Neve Dekalim, Gaza Strip Israel's troops were trained before the Gaza pullout. How to handle verbal abuse. How to be tough yet sensitive to the sadness and fury of Jewish settlers being yanked from their homes - from land they consider their biblical right.
But some soldiers weren't ready. They broke down sobbing, sometimes in each others arms, when settlers likened them to Nazis or thrust young children in their faces.
Despite isolated violence, the eviction of Gaza's die-hard settlers and their nationalist supporters Wednesday was swifter and smoother than anyone anticipated.
There was anguish, anger and tears. Yet there also were moments of tenderness between settlers and Israeli forces, reflecting intense and mixed emotions over Prime Minister Ariel Sharon's plan to cede Gaza to the Palestinians, ending 38 years of Israeli occupation.
In Neve Dekalim, the strip's biggest settlement and the center of resistance, soldiers hauled out two resisting men from the Ohayon family's house by their arms and legs. Another soldier gently carried out a toddler, wiping tears from the clinging boy's cheeks.
"You should be ashamed of yourselves," a neighbor shouted.
"Oh, merciful God," cried one of the men being carried out, wearing an orange Star of David on his shirt - orange, the color of the pullout protest movement, and the star, a throwback to the symbol Nazis required Jews during the Holocaust.
"We were trained for this, but simulation can't prepare you for this," one soldier said before she was sent to evict a family.
Minutes after the operation began, she was sitting on a curbside, weeping, comforted by a fellow soldier.
Some 14,000 unarmed Israeli soldiers and police entered six settlements throughout Wednesday, forcibly evacuating residents who refused to leave voluntarily. According to the army, 1,842 people were evacuated Wednesday. Of 1,600 families in Gaza's 21 settlements, only 600 remained by the end of the day.
"It's impossible to watch this ... without tears in the eyes," Sharon said, but he insisted the pullout would make Israel safer.
In the West Bank, a settler killed four Palestinian laborers in a shooting rampage, which Sharon denounced as a twisted act of "Jewish terror" designed to stop the historic pullout.
Palestinian militants said they would refrain from retaliating for the shooting. But a mortar shell fell near Israeli soldiers in Gaza, without causing casualties, and Palestinian youngsters threw stones at an Israeli tank outside Neve Dekalim, Gaza's largest Jewish settlement.
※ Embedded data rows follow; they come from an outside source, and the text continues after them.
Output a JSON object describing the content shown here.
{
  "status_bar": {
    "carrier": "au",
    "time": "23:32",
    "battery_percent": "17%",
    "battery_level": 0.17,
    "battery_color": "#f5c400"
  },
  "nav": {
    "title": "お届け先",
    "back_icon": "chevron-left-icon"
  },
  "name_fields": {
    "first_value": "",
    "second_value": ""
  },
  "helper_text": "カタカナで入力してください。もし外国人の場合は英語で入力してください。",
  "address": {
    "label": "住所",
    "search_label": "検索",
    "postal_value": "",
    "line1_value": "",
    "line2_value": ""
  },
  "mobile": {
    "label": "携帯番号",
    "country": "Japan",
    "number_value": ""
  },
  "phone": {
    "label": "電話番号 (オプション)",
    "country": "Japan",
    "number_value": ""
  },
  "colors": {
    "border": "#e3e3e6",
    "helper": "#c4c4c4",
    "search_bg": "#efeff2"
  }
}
The tank crew responded with tear gas and fired shells into the sand.
Elsewhere, the day was filled with ironic twists and heartrending scenes.
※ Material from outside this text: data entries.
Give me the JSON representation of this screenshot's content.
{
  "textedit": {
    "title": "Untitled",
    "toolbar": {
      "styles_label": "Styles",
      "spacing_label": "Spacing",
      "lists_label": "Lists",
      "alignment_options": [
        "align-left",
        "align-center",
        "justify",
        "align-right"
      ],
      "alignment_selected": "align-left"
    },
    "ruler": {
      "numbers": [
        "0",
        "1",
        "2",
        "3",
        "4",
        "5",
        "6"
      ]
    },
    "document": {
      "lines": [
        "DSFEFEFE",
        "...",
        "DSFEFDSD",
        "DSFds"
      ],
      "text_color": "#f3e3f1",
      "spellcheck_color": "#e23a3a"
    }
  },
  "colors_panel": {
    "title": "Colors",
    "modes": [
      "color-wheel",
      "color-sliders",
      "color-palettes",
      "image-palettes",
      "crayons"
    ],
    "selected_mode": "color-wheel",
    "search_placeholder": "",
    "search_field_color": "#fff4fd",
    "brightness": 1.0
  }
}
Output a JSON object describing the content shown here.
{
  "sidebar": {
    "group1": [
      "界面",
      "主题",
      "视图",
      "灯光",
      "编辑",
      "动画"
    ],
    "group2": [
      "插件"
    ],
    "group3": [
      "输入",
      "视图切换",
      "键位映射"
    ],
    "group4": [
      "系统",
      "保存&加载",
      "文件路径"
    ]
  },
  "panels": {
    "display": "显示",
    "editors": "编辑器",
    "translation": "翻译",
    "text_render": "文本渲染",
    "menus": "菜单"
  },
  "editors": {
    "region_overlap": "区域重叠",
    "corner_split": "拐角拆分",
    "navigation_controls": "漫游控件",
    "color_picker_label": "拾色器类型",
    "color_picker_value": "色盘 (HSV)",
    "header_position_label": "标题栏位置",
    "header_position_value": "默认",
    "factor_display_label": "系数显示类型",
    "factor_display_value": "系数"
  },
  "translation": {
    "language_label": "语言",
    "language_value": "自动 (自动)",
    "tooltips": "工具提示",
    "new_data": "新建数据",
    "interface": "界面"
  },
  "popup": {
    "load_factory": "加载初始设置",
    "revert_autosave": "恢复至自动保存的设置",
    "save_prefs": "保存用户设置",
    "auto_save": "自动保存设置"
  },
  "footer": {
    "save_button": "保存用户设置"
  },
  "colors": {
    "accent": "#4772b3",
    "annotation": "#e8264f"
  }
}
Soldiers joined anti-withdrawal protesters in prayer before evicting them. An elderly rabbi hugged a Torah scroll as he was escorted from a synagogue. A young man read from his prayer book as soldiers carried him to a bus. Teenagers burned tires in streets in last acts of defiance.
By evening, five of the six settlements that troops entered in the morning were cleared, with resisters remaining only in Neve Dekalim - for months the epicenter of resistance. Morag, Bedolah, Ganei Tal, Tel Katifa and Kerem Atzmona were deserted.